Poker is one of the most popular card games in the world. It is a game of chance, but it also requires a lot of skill to win. Some players become millionaires by mastering the game of poker. To succeed at poker, you must learn how to read your opponents and look for tells. In addition, you must be able to make accurate judgments and logical decisions. These skills will determine your profits in the long run.
A hand of poker consists of five cards that are dealt to the players face down. After the first round of betting, each player can discard up to three of their cards and draw new ones from the deck. The best hand wins the pot. Poker was once a strictly American game, but it is now played all over the world.
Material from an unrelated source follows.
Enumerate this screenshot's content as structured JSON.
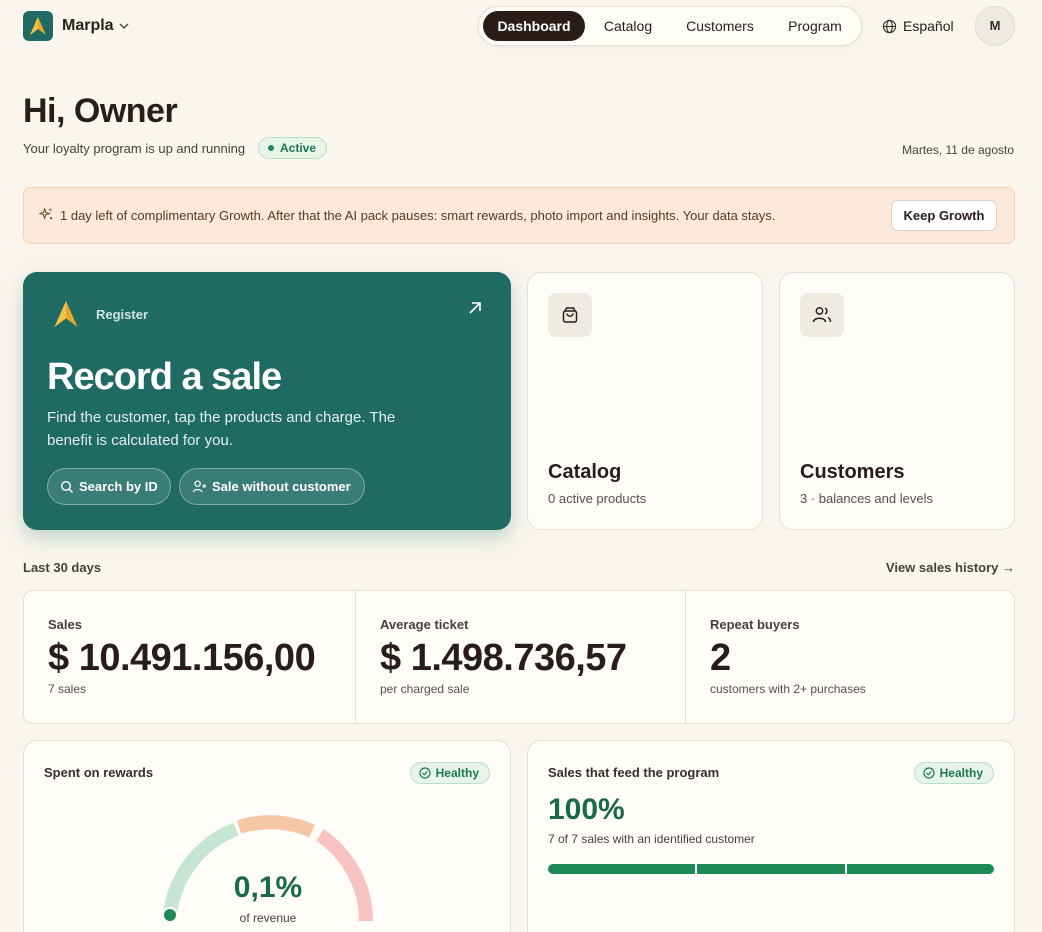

When playing poker, you should never get too attached to your good hands. Even if you have pocket kings or pocket queens, the flop could kill your hand if it contains an Ace. A weak flop will also put you at a disadvantage to players with stronger hands.
To improve your chances of winning, you should bet on strong hands and bluff when appropriate. It is important to know how much of the pot you can win with each type of bet. Then you can choose the right bet amount for each hand.
If you want to raise the stakes, say “raise.” This means that you will increase the amount of money you are betting. This will force weaker hands to fold and give you a better chance of winning.
Poker is a mental game that requires a lot of discipline and focus. If you are not able to keep your emotions under control, you will likely lose a lot of money in the long run. You must be willing to suffer through bad beats and terrible luck to become a profitable poker player.
In the beginning, you will probably have some bad beats and lose hands that you think you should have won. This is normal and part of the learning process. However, if you continue to play poker and stick with your strategy, you will eventually begin to win more hands than you lose.
It takes time to master poker, but once you do, it is a very rewarding game. The divide between break-even beginner players and big-time winners is not as wide as many people think. It is often just a few little adjustments that you can make over time that will enable you to start winning at a faster clip. Getting started with these simple changes will greatly improve your odds of winning poker games. Keep up with the tips in this article, and you will soon see your bankroll grow! Best of luck at the tables! The author of this article, James Taylor, is a professional poker player who teaches online poker strategy. James has been playing poker for over 20 years and has won over $200,000 in tournament winnings. He has also written several articles on poker strategy.